* _What to do_
Give the listing again word for word. Leave every image out.

* * * *

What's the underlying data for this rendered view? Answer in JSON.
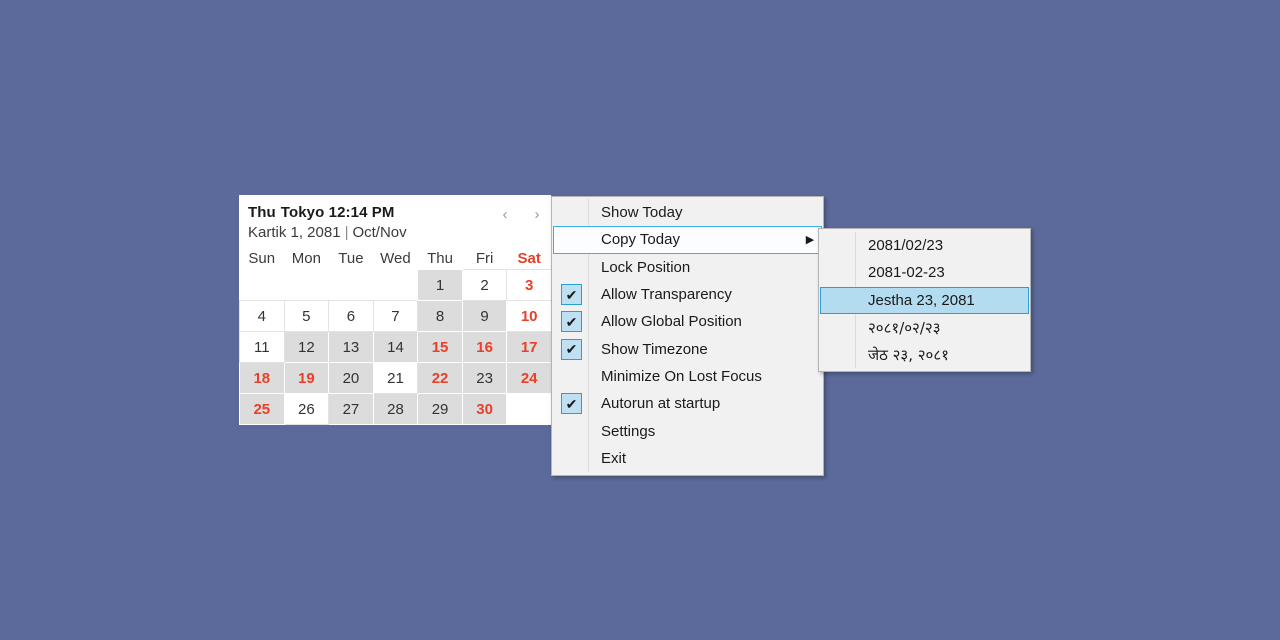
{
  "background_color": "#5b6a9a",
  "calendar": {
    "timezone_line": {
      "weekday": "Thu",
      "city": "Tokyo",
      "time": "12:14 PM"
    },
    "date_line": {
      "bs_date": "Kartik 1, 2081",
      "separator": "|",
      "ad_months": "Oct/Nov"
    },
    "nav": {
      "prev_icon": "‹",
      "next_icon": "›"
    },
    "weekday_headers": [
      "Sun",
      "Mon",
      "Tue",
      "Wed",
      "Thu",
      "Fri",
      "Sat"
    ],
    "weeks": [
      [
        {
          "day": "",
          "style": "empty"
        },
        {
          "day": "",
          "style": "empty"
        },
        {
          "day": "",
          "style": "empty"
        },
        {
          "day": "",
          "style": "empty"
        },
        {
          "day": "1",
          "style": "shade"
        },
        {
          "day": "2",
          "style": "plain"
        },
        {
          "day": "3",
          "style": "plain red"
        }
      ],
      [
        {
          "day": "4",
          "style": "plain"
        },
        {
          "day": "5",
          "style": "plain"
        },
        {
          "day": "6",
          "style": "plain"
        },
        {
          "day": "7",
          "style": "plain"
        },
        {
          "day": "8",
          "style": "shade"
        },
        {
          "day": "9",
          "style": "shade"
        },
        {
          "day": "10",
          "style": "plain red"
        }
      ],
      [
        {
          "day": "11",
          "style": "plain"
        },
        {
          "day": "12",
          "style": "shade"
        },
        {
          "day": "13",
          "style": "shade"
        },
        {
          "day": "14",
          "style": "shade"
        },
        {
          "day": "15",
          "style": "shade red"
        },
        {
          "day": "16",
          "style": "shade red"
        },
        {
          "day": "17",
          "style": "shade red"
        }
      ],
      [
        {
          "day": "18",
          "style": "shade red"
        },
        {
          "day": "19",
          "style": "shade red"
        },
        {
          "day": "20",
          "style": "shade"
        },
        {
          "day": "21",
          "style": "plain"
        },
        {
          "day": "22",
          "style": "shade red"
        },
        {
          "day": "23",
          "style": "shade"
        },
        {
          "day": "24",
          "style": "shade red"
        }
      ],
      [
        {
          "day": "25",
          "style": "shade red"
        },
        {
          "day": "26",
          "style": "plain"
        },
        {
          "day": "27",
          "style": "shade"
        },
        {
          "day": "28",
          "style": "shade"
        },
        {
          "day": "29",
          "style": "shade"
        },
        {
          "day": "30",
          "style": "shade red"
        },
        {
          "day": "",
          "style": "empty"
        }
      ]
    ],
    "colors": {
      "holiday_red": "#e8402a",
      "shaded_cell": "#dcdcdc",
      "panel": "#ffffff"
    }
  },
  "context_menu": {
    "items": [
      {
        "label": "Show Today",
        "checked": false,
        "submenu": false,
        "selected": false
      },
      {
        "label": "Copy Today",
        "checked": false,
        "submenu": true,
        "selected": true
      },
      {
        "label": "Lock Position",
        "checked": false,
        "submenu": false,
        "selected": false
      },
      {
        "label": "Allow Transparency",
        "checked": true,
        "submenu": false,
        "selected": false
      },
      {
        "label": "Allow Global Position",
        "checked": true,
        "submenu": false,
        "selected": false
      },
      {
        "label": "Show Timezone",
        "checked": true,
        "submenu": false,
        "selected": false
      },
      {
        "label": "Minimize On Lost Focus",
        "checked": false,
        "submenu": false,
        "selected": false
      },
      {
        "label": "Autorun at startup",
        "checked": true,
        "submenu": false,
        "selected": false
      },
      {
        "label": "Settings",
        "checked": false,
        "submenu": false,
        "selected": false
      },
      {
        "label": "Exit",
        "checked": false,
        "submenu": false,
        "selected": false
      }
    ],
    "check_glyph": "✔",
    "submenu_arrow": "▶",
    "selection_border_color": "#3daee9"
  },
  "copy_today_submenu": {
    "items": [
      {
        "label": "2081/02/23",
        "hover": false,
        "devanagari": false
      },
      {
        "label": "2081-02-23",
        "hover": false,
        "devanagari": false
      },
      {
        "label": "Jestha 23, 2081",
        "hover": true,
        "devanagari": false
      },
      {
        "label": "२०८१/०२/२३",
        "hover": false,
        "devanagari": true
      },
      {
        "label": "जेठ २३, २०८१",
        "hover": false,
        "devanagari": true
      }
    ],
    "hover_color": "#b4dcf0"
  }
}
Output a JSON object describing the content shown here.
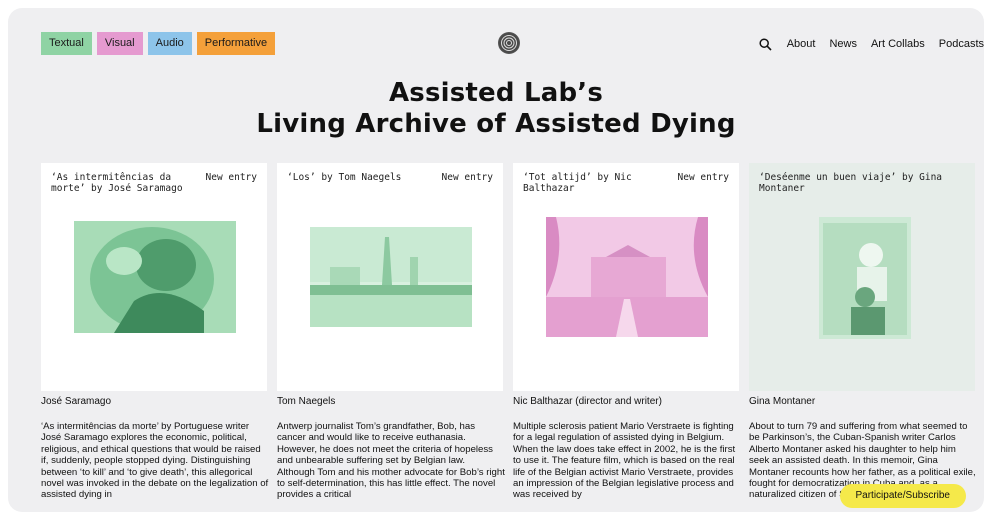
{
  "categories": [
    {
      "label": "Textual",
      "color": "#8fd3a4"
    },
    {
      "label": "Visual",
      "color": "#e59ad0"
    },
    {
      "label": "Audio",
      "color": "#8dc4ea"
    },
    {
      "label": "Performative",
      "color": "#f4a03a"
    }
  ],
  "nav": {
    "search_icon": "search-icon",
    "items": [
      "About",
      "News",
      "Art Collabs",
      "Podcasts"
    ]
  },
  "title": {
    "line1": "Assisted Lab’s",
    "line2": "Living Archive of Assisted Dying"
  },
  "cards": [
    {
      "title": "‘As intermitências da morte’ by José Saramago",
      "tag": "New entry",
      "tint": "#8fd3a4",
      "author": "José Saramago",
      "description": "‘As intermitências da morte’ by Portuguese writer José Saramago explores the economic, political, religious, and ethical questions that would be raised if, suddenly, people stopped dying. Distinguishing between ‘to kill’ and ‘to give death’, this allegorical novel was invoked in the debate on the legalization of assisted dying in"
    },
    {
      "title": "‘Los’ by Tom Naegels",
      "tag": "New entry",
      "tint": "#8fd3a4",
      "author": "Tom Naegels",
      "description": "Antwerp journalist Tom’s grandfather, Bob, has cancer and would like to receive euthanasia. However, he does not meet the criteria of hopeless and unbearable suffering set by Belgian law. Although Tom and his mother advocate for Bob’s right to self-determination, this has little effect. The novel provides a critical"
    },
    {
      "title": "‘Tot altijd’ by Nic Balthazar",
      "tag": "New entry",
      "tint": "#e59ad0",
      "author": "Nic Balthazar (director and writer)",
      "description": "Multiple sclerosis patient Mario Verstraete is fighting for a legal regulation of assisted dying in Belgium. When the law does take effect in 2002, he is the first to use it. The feature film, which is based on the real life of the Belgian activist Mario Verstraete, provides an impression of the Belgian legislative process and was received by"
    },
    {
      "title": "‘Deséenme un buen viaje’ by Gina Montaner",
      "tag": "",
      "tint": "#8fd3a4",
      "author": "Gina Montaner",
      "description": "About to turn 79 and suffering from what seemed to be Parkinson’s, the Cuban-Spanish writer Carlos Alberto Montaner asked his daughter to help him seek an assisted death. In this memoir, Gina Montaner recounts how her father, as a political exile, fought for democratization in Cuba and, as a naturalized citizen of Spain"
    }
  ],
  "subscribe_label": "Participate/Subscribe"
}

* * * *

* _Problem solution_
What's the underlying data for this rendered view? Answer in JSON.
{
  "background_color": "#5b6a9a",
  "calendar": {
    "timezone_line": {
      "weekday": "Thu",
      "city": "Tokyo",
      "time": "12:14 PM"
    },
    "date_line": {
      "bs_date": "Kartik 1, 2081",
      "separator": "|",
      "ad_months": "Oct/Nov"
    },
    "nav": {
      "prev_icon": "‹",
      "next_icon": "›"
    },
    "weekday_headers": [
      "Sun",
      "Mon",
      "Tue",
      "Wed",
      "Thu",
      "Fri",
      "Sat"
    ],
    "weeks": [
      [
        {
          "day": "",
          "style": "empty"
        },
        {
          "day": "",
          "style": "empty"
        },
        {
          "day": "",
          "style": "empty"
        },
        {
          "day": "",
          "style": "empty"
        },
        {
          "day": "1",
          "style": "shade"
        },
        {
          "day": "2",
          "style": "plain"
        },
        {
          "day": "3",
          "style": "plain red"
        }
      ],
      [
        {
          "day": "4",
          "style": "plain"
        },
        {
          "day": "5",
          "style": "plain"
        },
        {
          "day": "6",
          "style": "plain"
        },
        {
          "day": "7",
          "style": "plain"
        },
        {
          "day": "8",
          "style": "shade"
        },
        {
          "day": "9",
          "style": "shade"
        },
        {
          "day": "10",
          "style": "plain red"
        }
      ],
      [
        {
          "day": "11",
          "style": "plain"
        },
        {
          "day": "12",
          "style": "shade"
        },
        {
          "day": "13",
          "style": "shade"
        },
        {
          "day": "14",
          "style": "shade"
        },
        {
          "day": "15",
          "style": "shade red"
        },
        {
          "day": "16",
          "style": "shade red"
        },
        {
          "day": "17",
          "style": "shade red"
        }
      ],
      [
        {
          "day": "18",
          "style": "shade red"
        },
        {
          "day": "19",
          "style": "shade red"
        },
        {
          "day": "20",
          "style": "shade"
        },
        {
          "day": "21",
          "style": "plain"
        },
        {
          "day": "22",
          "style": "shade red"
        },
        {
          "day": "23",
          "style": "shade"
        },
        {
          "day": "24",
          "style": "shade red"
        }
      ],
      [
        {
          "day": "25",
          "style": "shade red"
        },
        {
          "day": "26",
          "style": "plain"
        },
        {
          "day": "27",
          "style": "shade"
        },
        {
          "day": "28",
          "style": "shade"
        },
        {
          "day": "29",
          "style": "shade"
        },
        {
          "day": "30",
          "style": "shade red"
        },
        {
          "day": "",
          "style": "empty"
        }
      ]
    ],
    "colors": {
      "holiday_red": "#e8402a",
      "shaded_cell": "#dcdcdc",
      "panel": "#ffffff"
    }
  },
  "context_menu": {
    "items": [
      {
        "label": "Show Today",
        "checked": false,
        "submenu": false,
        "selected": false
      },
      {
        "label": "Copy Today",
        "checked": false,
        "submenu": true,
        "selected": true
      },
      {
        "label": "Lock Position",
        "checked": false,
        "submenu": false,
        "selected": false
      },
      {
        "label": "Allow Transparency",
        "checked": true,
        "submenu": false,
        "selected": false
      },
      {
        "label": "Allow Global Position",
        "checked": true,
        "submenu": false,
        "selected": false
      },
      {
        "label": "Show Timezone",
        "checked": true,
        "submenu": false,
        "selected": false
      },
      {
        "label": "Minimize On Lost Focus",
        "checked": false,
        "submenu": false,
        "selected": false
      },
      {
        "label": "Autorun at startup",
        "checked": true,
        "submenu": false,
        "selected": false
      },
      {
        "label": "Settings",
        "checked": false,
        "submenu": false,
        "selected": false
      },
      {
        "label": "Exit",
        "checked": false,
        "submenu": false,
        "selected": false
      }
    ],
    "check_glyph": "✔",
    "submenu_arrow": "▶",
    "selection_border_color": "#3daee9"
  },
  "copy_today_submenu": {
    "items": [
      {
        "label": "2081/02/23",
        "hover": false,
        "devanagari": false
      },
      {
        "label": "2081-02-23",
        "hover": false,
        "devanagari": false
      },
      {
        "label": "Jestha 23, 2081",
        "hover": true,
        "devanagari": false
      },
      {
        "label": "२०८१/०२/२३",
        "hover": false,
        "devanagari": true
      },
      {
        "label": "जेठ २३, २०८१",
        "hover": false,
        "devanagari": true
      }
    ],
    "hover_color": "#b4dcf0"
  }
}
Output a JSON object describing the content shown here.
{
  "categories": [
    {
      "label": "Textual",
      "color": "#8fd3a4"
    },
    {
      "label": "Visual",
      "color": "#e59ad0"
    },
    {
      "label": "Audio",
      "color": "#8dc4ea"
    },
    {
      "label": "Performative",
      "color": "#f4a03a"
    }
  ],
  "nav": {
    "search_icon": "search-icon",
    "items": [
      "About",
      "News",
      "Art Collabs",
      "Podcasts"
    ]
  },
  "title": {
    "line1": "Assisted Lab’s",
    "line2": "Living Archive of Assisted Dying"
  },
  "cards": [
    {
      "title": "‘As intermitências da morte’ by José Saramago",
      "tag": "New entry",
      "tint": "#8fd3a4",
      "author": "José Saramago",
      "description": "‘As intermitências da morte’ by Portuguese writer José Saramago explores the economic, political, religious, and ethical questions that would be raised if, suddenly, people stopped dying. Distinguishing between ‘to kill’ and ‘to give death’, this allegorical novel was invoked in the debate on the legalization of assisted dying in"
    },
    {
      "title": "‘Los’ by Tom Naegels",
      "tag": "New entry",
      "tint": "#8fd3a4",
      "author": "Tom Naegels",
      "description": "Antwerp journalist Tom’s grandfather, Bob, has cancer and would like to receive euthanasia. However, he does not meet the criteria of hopeless and unbearable suffering set by Belgian law. Although Tom and his mother advocate for Bob’s right to self-determination, this has little effect. The novel provides a critical"
    },
    {
      "title": "‘Tot altijd’ by Nic Balthazar",
      "tag": "New entry",
      "tint": "#e59ad0",
      "author": "Nic Balthazar (director and writer)",
      "description": "Multiple sclerosis patient Mario Verstraete is fighting for a legal regulation of assisted dying in Belgium. When the law does take effect in 2002, he is the first to use it. The feature film, which is based on the real life of the Belgian activist Mario Verstraete, provides an impression of the Belgian legislative process and was received by"
    },
    {
      "title": "‘Deséenme un buen viaje’ by Gina Montaner",
      "tag": "",
      "tint": "#8fd3a4",
      "author": "Gina Montaner",
      "description": "About to turn 79 and suffering from what seemed to be Parkinson’s, the Cuban-Spanish writer Carlos Alberto Montaner asked his daughter to help him seek an assisted death. In this memoir, Gina Montaner recounts how her father, as a political exile, fought for democratization in Cuba and, as a naturalized citizen of Spain"
    }
  ],
  "subscribe_label": "Participate/Subscribe"
}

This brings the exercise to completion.